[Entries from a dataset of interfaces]
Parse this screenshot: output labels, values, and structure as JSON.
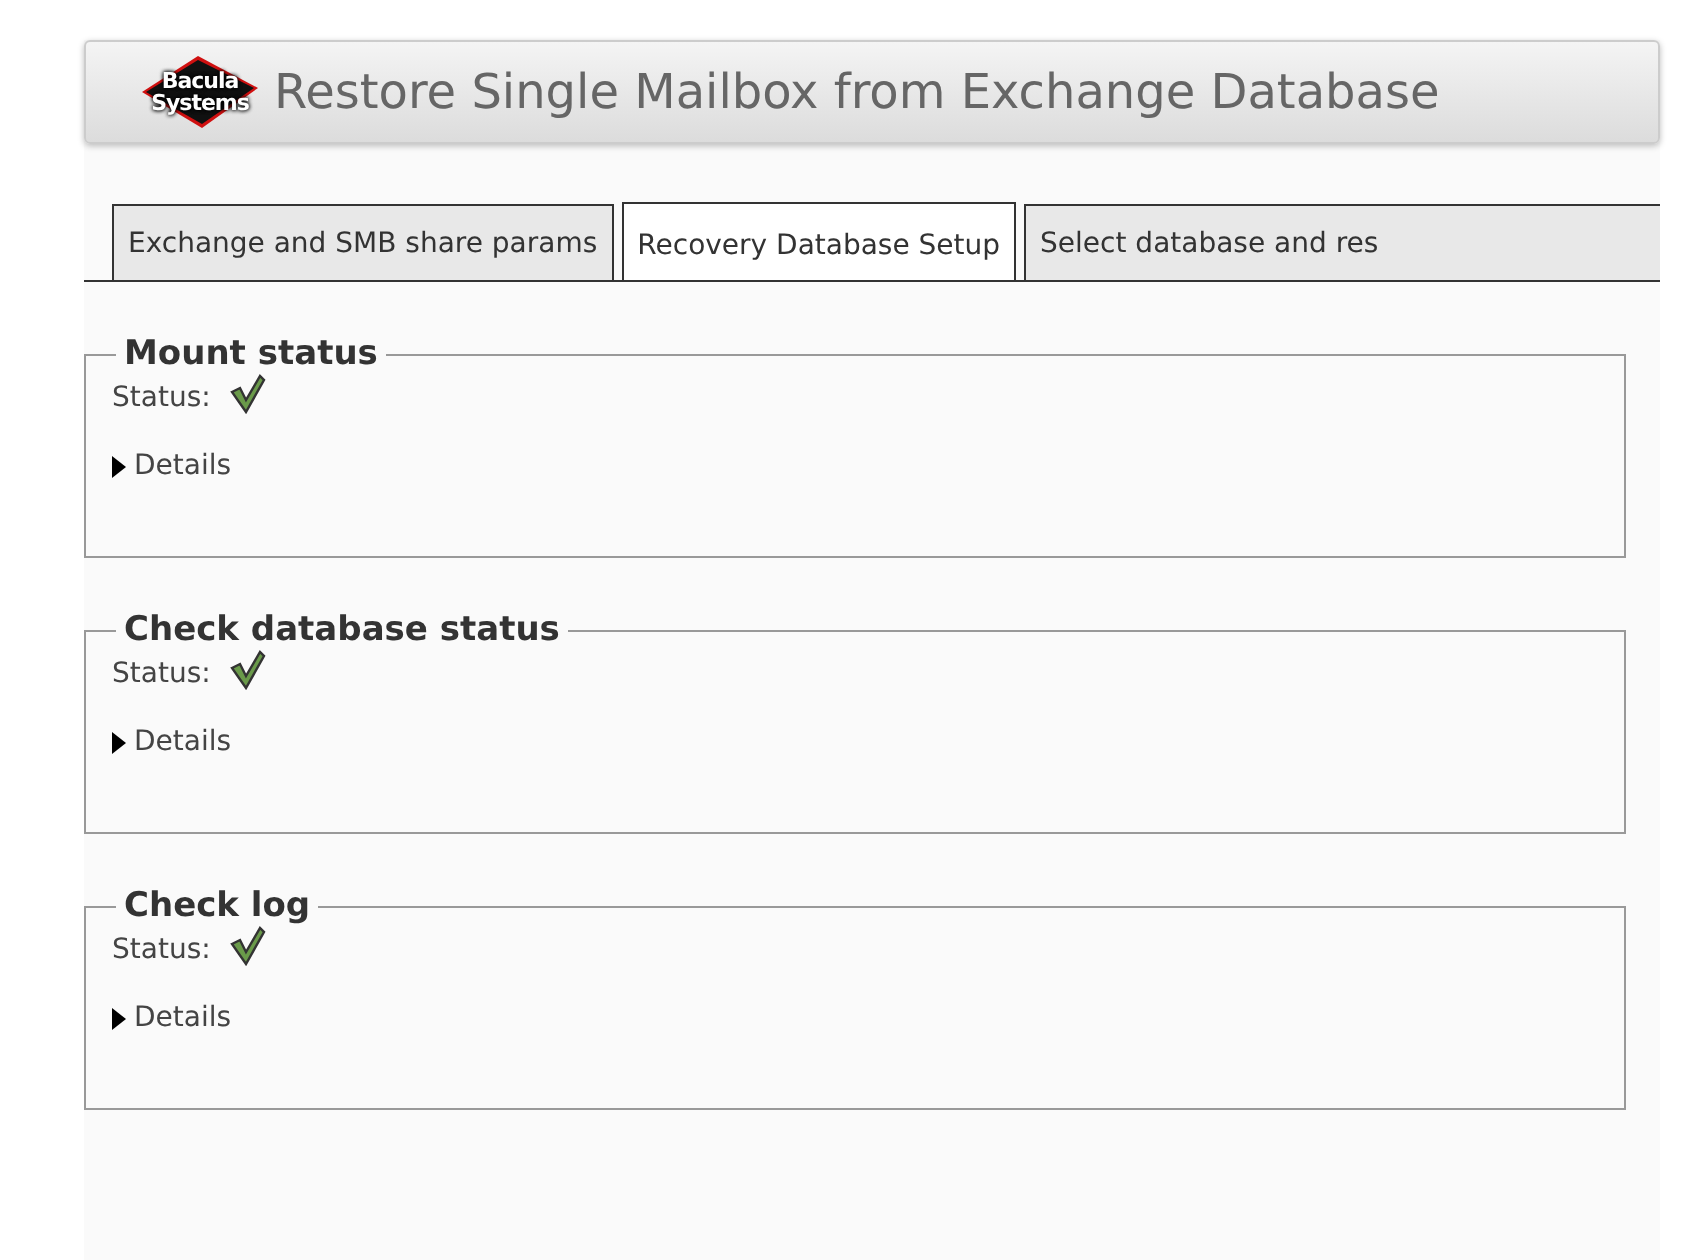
{
  "header": {
    "logo": {
      "line_1": "Bacula",
      "line_2": "Systems"
    },
    "title": "Restore Single Mailbox from Exchange Database"
  },
  "tabs": [
    {
      "label": "Exchange and SMB share params",
      "selected": false
    },
    {
      "label": "Recovery Database Setup",
      "selected": true
    },
    {
      "label": "Select database and res",
      "selected": false
    }
  ],
  "panels": [
    {
      "title": "Mount status",
      "status_label": "Status:",
      "ok": true,
      "details": {
        "label": "Details",
        "expanded": false
      }
    },
    {
      "title": "Check database status",
      "status_label": "Status:",
      "ok": true,
      "details": {
        "label": "Details",
        "expanded": false
      }
    },
    {
      "title": "Check log",
      "status_label": "Status:",
      "ok": true,
      "details": {
        "label": "Details",
        "expanded": false
      }
    }
  ]
}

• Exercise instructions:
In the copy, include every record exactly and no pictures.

• Solution for this task:
Parse this screenshot: output labels, values, and structure as JSON.
{
  "header": {
    "logo": {
      "line_1": "Bacula",
      "line_2": "Systems"
    },
    "title": "Restore Single Mailbox from Exchange Database"
  },
  "tabs": [
    {
      "label": "Exchange and SMB share params",
      "selected": false
    },
    {
      "label": "Recovery Database Setup",
      "selected": true
    },
    {
      "label": "Select database and res",
      "selected": false
    }
  ],
  "panels": [
    {
      "title": "Mount status",
      "status_label": "Status:",
      "ok": true,
      "details": {
        "label": "Details",
        "expanded": false
      }
    },
    {
      "title": "Check database status",
      "status_label": "Status:",
      "ok": true,
      "details": {
        "label": "Details",
        "expanded": false
      }
    },
    {
      "title": "Check log",
      "status_label": "Status:",
      "ok": true,
      "details": {
        "label": "Details",
        "expanded": false
      }
    }
  ]
}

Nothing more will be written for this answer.